What appears in the data must be reproduced exactly.

BEGIN Task material

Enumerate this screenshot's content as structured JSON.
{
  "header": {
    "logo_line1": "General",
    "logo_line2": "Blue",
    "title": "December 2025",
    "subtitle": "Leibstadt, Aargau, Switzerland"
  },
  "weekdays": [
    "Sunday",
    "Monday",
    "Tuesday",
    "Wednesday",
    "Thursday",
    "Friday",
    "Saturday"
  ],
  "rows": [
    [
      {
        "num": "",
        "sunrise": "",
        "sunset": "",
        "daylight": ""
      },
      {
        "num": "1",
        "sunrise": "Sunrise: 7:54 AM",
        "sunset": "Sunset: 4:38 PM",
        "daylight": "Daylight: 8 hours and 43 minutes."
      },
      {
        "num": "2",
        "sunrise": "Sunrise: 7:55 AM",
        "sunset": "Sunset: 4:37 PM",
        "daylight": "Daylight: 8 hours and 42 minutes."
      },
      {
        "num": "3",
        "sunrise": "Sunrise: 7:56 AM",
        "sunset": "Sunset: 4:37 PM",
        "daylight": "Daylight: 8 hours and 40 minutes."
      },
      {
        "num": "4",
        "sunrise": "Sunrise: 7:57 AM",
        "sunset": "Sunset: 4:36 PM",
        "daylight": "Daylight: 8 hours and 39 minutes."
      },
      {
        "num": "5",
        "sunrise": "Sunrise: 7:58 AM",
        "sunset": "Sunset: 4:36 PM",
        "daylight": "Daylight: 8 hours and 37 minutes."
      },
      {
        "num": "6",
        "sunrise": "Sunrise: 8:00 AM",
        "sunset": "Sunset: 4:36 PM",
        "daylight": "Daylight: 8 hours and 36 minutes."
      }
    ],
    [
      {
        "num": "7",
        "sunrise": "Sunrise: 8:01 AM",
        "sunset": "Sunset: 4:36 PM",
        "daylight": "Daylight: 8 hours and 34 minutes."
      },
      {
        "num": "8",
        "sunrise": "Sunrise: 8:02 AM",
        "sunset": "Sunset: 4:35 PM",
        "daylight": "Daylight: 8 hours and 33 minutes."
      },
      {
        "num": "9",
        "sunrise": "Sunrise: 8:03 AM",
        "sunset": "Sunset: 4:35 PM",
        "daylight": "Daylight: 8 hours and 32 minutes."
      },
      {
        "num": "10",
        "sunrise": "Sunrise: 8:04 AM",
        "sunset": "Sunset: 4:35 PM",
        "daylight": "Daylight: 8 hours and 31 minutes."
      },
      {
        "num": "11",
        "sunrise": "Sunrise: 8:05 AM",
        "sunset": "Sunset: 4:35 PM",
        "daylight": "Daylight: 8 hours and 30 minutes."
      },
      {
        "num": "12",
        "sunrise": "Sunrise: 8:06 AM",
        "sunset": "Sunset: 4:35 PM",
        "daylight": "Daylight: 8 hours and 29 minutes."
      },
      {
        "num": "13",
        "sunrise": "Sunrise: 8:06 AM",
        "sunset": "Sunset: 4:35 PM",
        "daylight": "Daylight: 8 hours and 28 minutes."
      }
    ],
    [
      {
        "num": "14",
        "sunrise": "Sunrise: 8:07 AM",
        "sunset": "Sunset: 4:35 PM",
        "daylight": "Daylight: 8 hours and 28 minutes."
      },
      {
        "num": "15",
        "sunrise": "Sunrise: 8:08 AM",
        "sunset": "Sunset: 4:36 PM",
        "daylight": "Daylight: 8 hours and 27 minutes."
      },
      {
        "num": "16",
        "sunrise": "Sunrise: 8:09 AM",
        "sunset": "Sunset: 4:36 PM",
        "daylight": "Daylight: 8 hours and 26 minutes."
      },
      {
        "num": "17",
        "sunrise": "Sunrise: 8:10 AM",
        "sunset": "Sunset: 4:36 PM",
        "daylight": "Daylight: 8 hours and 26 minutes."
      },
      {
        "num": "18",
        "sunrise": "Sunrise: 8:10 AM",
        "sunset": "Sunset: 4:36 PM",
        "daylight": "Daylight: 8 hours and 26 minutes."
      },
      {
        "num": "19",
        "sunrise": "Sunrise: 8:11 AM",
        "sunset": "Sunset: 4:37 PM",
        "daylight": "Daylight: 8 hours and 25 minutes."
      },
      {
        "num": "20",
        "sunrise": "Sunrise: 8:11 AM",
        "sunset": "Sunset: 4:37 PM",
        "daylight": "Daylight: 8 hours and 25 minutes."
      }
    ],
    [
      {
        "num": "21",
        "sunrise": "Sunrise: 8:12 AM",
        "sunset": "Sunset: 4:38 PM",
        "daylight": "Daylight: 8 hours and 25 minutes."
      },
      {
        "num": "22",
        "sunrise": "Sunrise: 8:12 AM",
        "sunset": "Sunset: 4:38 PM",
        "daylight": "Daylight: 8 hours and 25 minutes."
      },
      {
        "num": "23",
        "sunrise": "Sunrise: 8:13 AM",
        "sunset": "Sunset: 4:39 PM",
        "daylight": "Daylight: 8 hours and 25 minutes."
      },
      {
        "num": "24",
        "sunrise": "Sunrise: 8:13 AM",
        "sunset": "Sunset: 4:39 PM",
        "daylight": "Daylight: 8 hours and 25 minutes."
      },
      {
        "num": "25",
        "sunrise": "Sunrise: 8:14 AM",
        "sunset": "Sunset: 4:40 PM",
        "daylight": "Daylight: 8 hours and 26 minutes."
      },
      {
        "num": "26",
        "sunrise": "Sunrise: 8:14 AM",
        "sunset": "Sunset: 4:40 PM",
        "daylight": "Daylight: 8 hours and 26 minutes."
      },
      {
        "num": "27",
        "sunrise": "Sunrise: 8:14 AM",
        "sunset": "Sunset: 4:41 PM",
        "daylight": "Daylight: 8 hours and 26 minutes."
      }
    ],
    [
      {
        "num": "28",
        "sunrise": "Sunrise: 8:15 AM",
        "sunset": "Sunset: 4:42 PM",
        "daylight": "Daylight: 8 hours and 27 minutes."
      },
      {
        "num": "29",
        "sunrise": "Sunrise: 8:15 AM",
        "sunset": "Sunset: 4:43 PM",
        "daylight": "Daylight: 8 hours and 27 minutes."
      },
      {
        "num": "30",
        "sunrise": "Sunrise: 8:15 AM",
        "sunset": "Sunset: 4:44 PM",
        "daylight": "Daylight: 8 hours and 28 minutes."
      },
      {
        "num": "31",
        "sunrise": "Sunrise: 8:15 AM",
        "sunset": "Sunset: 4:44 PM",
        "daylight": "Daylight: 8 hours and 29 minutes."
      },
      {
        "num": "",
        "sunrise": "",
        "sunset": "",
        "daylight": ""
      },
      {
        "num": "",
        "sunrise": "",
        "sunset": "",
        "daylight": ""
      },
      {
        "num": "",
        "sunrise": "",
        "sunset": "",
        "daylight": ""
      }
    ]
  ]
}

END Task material

Answer to this problem:
Enumerate this screenshot's content as structured JSON.
{
  "header": {
    "logo_line1": "General",
    "logo_line2": "Blue",
    "title": "December 2025",
    "subtitle": "Leibstadt, Aargau, Switzerland"
  },
  "weekdays": [
    "Sunday",
    "Monday",
    "Tuesday",
    "Wednesday",
    "Thursday",
    "Friday",
    "Saturday"
  ],
  "rows": [
    [
      {
        "num": "",
        "sunrise": "",
        "sunset": "",
        "daylight": ""
      },
      {
        "num": "1",
        "sunrise": "Sunrise: 7:54 AM",
        "sunset": "Sunset: 4:38 PM",
        "daylight": "Daylight: 8 hours and 43 minutes."
      },
      {
        "num": "2",
        "sunrise": "Sunrise: 7:55 AM",
        "sunset": "Sunset: 4:37 PM",
        "daylight": "Daylight: 8 hours and 42 minutes."
      },
      {
        "num": "3",
        "sunrise": "Sunrise: 7:56 AM",
        "sunset": "Sunset: 4:37 PM",
        "daylight": "Daylight: 8 hours and 40 minutes."
      },
      {
        "num": "4",
        "sunrise": "Sunrise: 7:57 AM",
        "sunset": "Sunset: 4:36 PM",
        "daylight": "Daylight: 8 hours and 39 minutes."
      },
      {
        "num": "5",
        "sunrise": "Sunrise: 7:58 AM",
        "sunset": "Sunset: 4:36 PM",
        "daylight": "Daylight: 8 hours and 37 minutes."
      },
      {
        "num": "6",
        "sunrise": "Sunrise: 8:00 AM",
        "sunset": "Sunset: 4:36 PM",
        "daylight": "Daylight: 8 hours and 36 minutes."
      }
    ],
    [
      {
        "num": "7",
        "sunrise": "Sunrise: 8:01 AM",
        "sunset": "Sunset: 4:36 PM",
        "daylight": "Daylight: 8 hours and 34 minutes."
      },
      {
        "num": "8",
        "sunrise": "Sunrise: 8:02 AM",
        "sunset": "Sunset: 4:35 PM",
        "daylight": "Daylight: 8 hours and 33 minutes."
      },
      {
        "num": "9",
        "sunrise": "Sunrise: 8:03 AM",
        "sunset": "Sunset: 4:35 PM",
        "daylight": "Daylight: 8 hours and 32 minutes."
      },
      {
        "num": "10",
        "sunrise": "Sunrise: 8:04 AM",
        "sunset": "Sunset: 4:35 PM",
        "daylight": "Daylight: 8 hours and 31 minutes."
      },
      {
        "num": "11",
        "sunrise": "Sunrise: 8:05 AM",
        "sunset": "Sunset: 4:35 PM",
        "daylight": "Daylight: 8 hours and 30 minutes."
      },
      {
        "num": "12",
        "sunrise": "Sunrise: 8:06 AM",
        "sunset": "Sunset: 4:35 PM",
        "daylight": "Daylight: 8 hours and 29 minutes."
      },
      {
        "num": "13",
        "sunrise": "Sunrise: 8:06 AM",
        "sunset": "Sunset: 4:35 PM",
        "daylight": "Daylight: 8 hours and 28 minutes."
      }
    ],
    [
      {
        "num": "14",
        "sunrise": "Sunrise: 8:07 AM",
        "sunset": "Sunset: 4:35 PM",
        "daylight": "Daylight: 8 hours and 28 minutes."
      },
      {
        "num": "15",
        "sunrise": "Sunrise: 8:08 AM",
        "sunset": "Sunset: 4:36 PM",
        "daylight": "Daylight: 8 hours and 27 minutes."
      },
      {
        "num": "16",
        "sunrise": "Sunrise: 8:09 AM",
        "sunset": "Sunset: 4:36 PM",
        "daylight": "Daylight: 8 hours and 26 minutes."
      },
      {
        "num": "17",
        "sunrise": "Sunrise: 8:10 AM",
        "sunset": "Sunset: 4:36 PM",
        "daylight": "Daylight: 8 hours and 26 minutes."
      },
      {
        "num": "18",
        "sunrise": "Sunrise: 8:10 AM",
        "sunset": "Sunset: 4:36 PM",
        "daylight": "Daylight: 8 hours and 26 minutes."
      },
      {
        "num": "19",
        "sunrise": "Sunrise: 8:11 AM",
        "sunset": "Sunset: 4:37 PM",
        "daylight": "Daylight: 8 hours and 25 minutes."
      },
      {
        "num": "20",
        "sunrise": "Sunrise: 8:11 AM",
        "sunset": "Sunset: 4:37 PM",
        "daylight": "Daylight: 8 hours and 25 minutes."
      }
    ],
    [
      {
        "num": "21",
        "sunrise": "Sunrise: 8:12 AM",
        "sunset": "Sunset: 4:38 PM",
        "daylight": "Daylight: 8 hours and 25 minutes."
      },
      {
        "num": "22",
        "sunrise": "Sunrise: 8:12 AM",
        "sunset": "Sunset: 4:38 PM",
        "daylight": "Daylight: 8 hours and 25 minutes."
      },
      {
        "num": "23",
        "sunrise": "Sunrise: 8:13 AM",
        "sunset": "Sunset: 4:39 PM",
        "daylight": "Daylight: 8 hours and 25 minutes."
      },
      {
        "num": "24",
        "sunrise": "Sunrise: 8:13 AM",
        "sunset": "Sunset: 4:39 PM",
        "daylight": "Daylight: 8 hours and 25 minutes."
      },
      {
        "num": "25",
        "sunrise": "Sunrise: 8:14 AM",
        "sunset": "Sunset: 4:40 PM",
        "daylight": "Daylight: 8 hours and 26 minutes."
      },
      {
        "num": "26",
        "sunrise": "Sunrise: 8:14 AM",
        "sunset": "Sunset: 4:40 PM",
        "daylight": "Daylight: 8 hours and 26 minutes."
      },
      {
        "num": "27",
        "sunrise": "Sunrise: 8:14 AM",
        "sunset": "Sunset: 4:41 PM",
        "daylight": "Daylight: 8 hours and 26 minutes."
      }
    ],
    [
      {
        "num": "28",
        "sunrise": "Sunrise: 8:15 AM",
        "sunset": "Sunset: 4:42 PM",
        "daylight": "Daylight: 8 hours and 27 minutes."
      },
      {
        "num": "29",
        "sunrise": "Sunrise: 8:15 AM",
        "sunset": "Sunset: 4:43 PM",
        "daylight": "Daylight: 8 hours and 27 minutes."
      },
      {
        "num": "30",
        "sunrise": "Sunrise: 8:15 AM",
        "sunset": "Sunset: 4:44 PM",
        "daylight": "Daylight: 8 hours and 28 minutes."
      },
      {
        "num": "31",
        "sunrise": "Sunrise: 8:15 AM",
        "sunset": "Sunset: 4:44 PM",
        "daylight": "Daylight: 8 hours and 29 minutes."
      },
      {
        "num": "",
        "sunrise": "",
        "sunset": "",
        "daylight": ""
      },
      {
        "num": "",
        "sunrise": "",
        "sunset": "",
        "daylight": ""
      },
      {
        "num": "",
        "sunrise": "",
        "sunset": "",
        "daylight": ""
      }
    ]
  ]
}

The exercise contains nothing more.